Tips: Remember that atomic energy related inventions are not patentable in India.
inventions subject to secrecy
Apart from the atomic energy related inventions there are restrictions for inventions relevant to defence purposes. Usually such inventions are not published and not granted patents until the Central Government examine them [ref. 7].
The Central Government notify the Patent Office through secrecy directions about such inventions and review relevance of certain types of inventions every six months [ref. 8]. These directives are not available to public but generally one can expect inventions related to weapons, war equipment, aircraft, unmanned aerial vehicle (UAV) etc. as some potential cases.
The Defense Research & Development Organisation (DRDO), on behalf of the Government, examine such patent applications for threat to the nation. The Patent Office grant or deny a patent based on this examination. None of the orders of the Central Government in this regard is questionable in any court on any ground whatsoever [ref. 9]. See Figure 3 below for those cases between 2010-11 and 2015-16 [ref. 3].
Figure 3: Statistics of Inventions Subject to Secrecy
As seen in the earlier section an Indian resident can apply outside India only if he has a written permission from the Patent Office or at least six weeks have passed from the time of application in India for the same invention [ref. 6]. The Patent Office can revoke a patent if a security threat is identified later [ref. 10].
In some instances the Central Government may choose to use such an invention for their own purpose any they may compensate the applicant [ref. 11].
Tips: Remember that inventions related to defence can be denied patents under the secrecy directions.
The Patent Act clearly defines the criteria for an invention to be patentable. The Act also identifies cases which are not inventions. In this article we have seen that all inventions related to atomic energy are not patentable in India. Further, defence related inventions may be denied patents if the Central Government find their availability in the public domain may compromise national security. Knowing about these provisions of the act equips one with enough understanding to assess patentability of his invention.
Thank you all for showing interest in the articles published in this website. Please feel free to seek further clarifications, if you need so.
The following sections/sub-sections of the Patents Act, 1970, except for the specific acts/reports mentioned where applicable:
- 4 – Inventions relating to atomic energy not patentable
- Sub-section 20 (1) of the Atomic Energy Act, 1962
- IP India Annual Reports
- 65 – Revocation of patent or amendment of complete specification on directives from Government in cases relating to atomic energy
- Section 151-160 of the (USA) Atomic Energy Act of 1954
- 39 – Residents not to apply for patents outside India without prior permission
- 35 – Secrecy directions relating to inventions relevant for defence purposes
- 36 – Secrecy directions to be periodically reviewed
- 41 – Finality of orders of Controller and Central Government
- 40 – Liability for contravention of section 35 or section 39
- 37(2) – Consequences of secrecy directions

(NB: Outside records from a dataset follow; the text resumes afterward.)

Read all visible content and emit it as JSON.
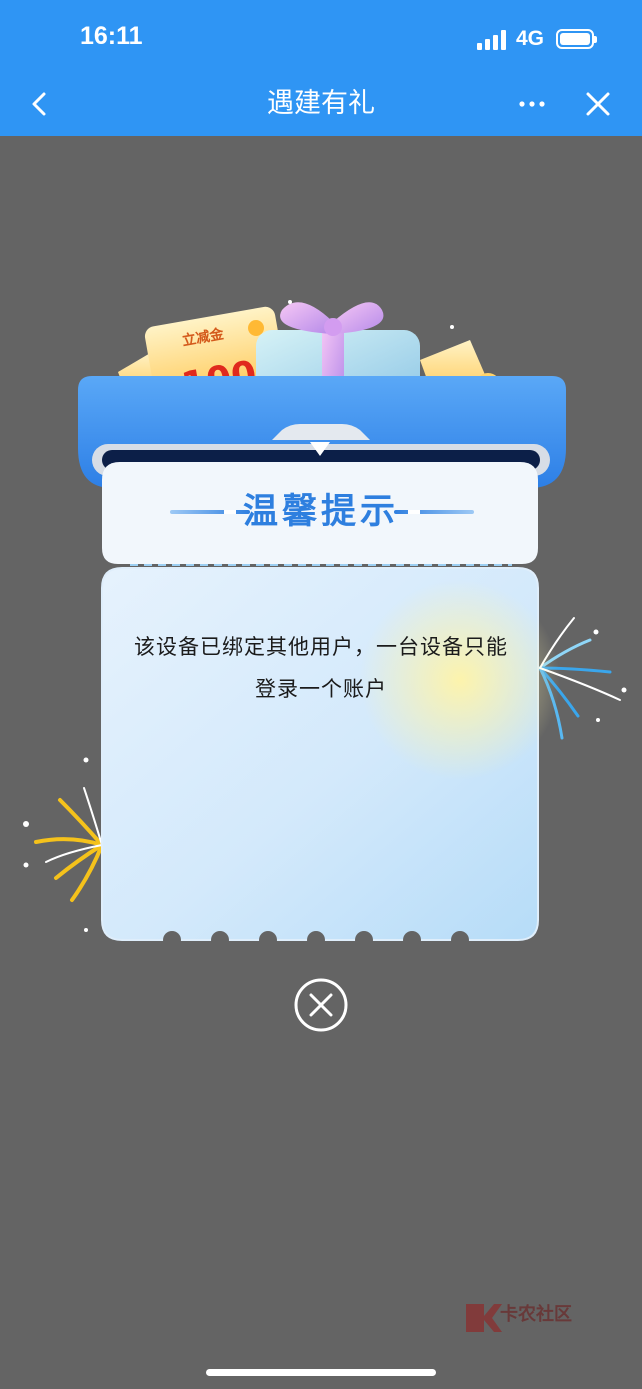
{
  "status_bar": {
    "time": "16:11",
    "network": "4G"
  },
  "nav": {
    "title": "遇建有礼",
    "back_icon": "chevron-left-icon",
    "more_icon": "more-dots-icon",
    "close_icon": "close-icon"
  },
  "modal": {
    "title": "温馨提示",
    "message": "该设备已绑定其他用户，一台设备只能登录一个账户",
    "voucher_label": "立减金",
    "voucher_amount": "100",
    "close_icon": "circle-close-icon"
  },
  "watermark": {
    "text": "卡农社区"
  },
  "colors": {
    "header": "#2f95f4",
    "overlay": "#646464",
    "modal_title": "#2e7fdf",
    "modal_text": "#1b1b1b"
  }
}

About the author: The author is a mechanical Engineering student trained in Intellectual Property Rights. Through this article he intends to share his learning about patent with those interested in patents.
Next Article: The next article will explain about the patent application rules and is likely to be available in June 2018.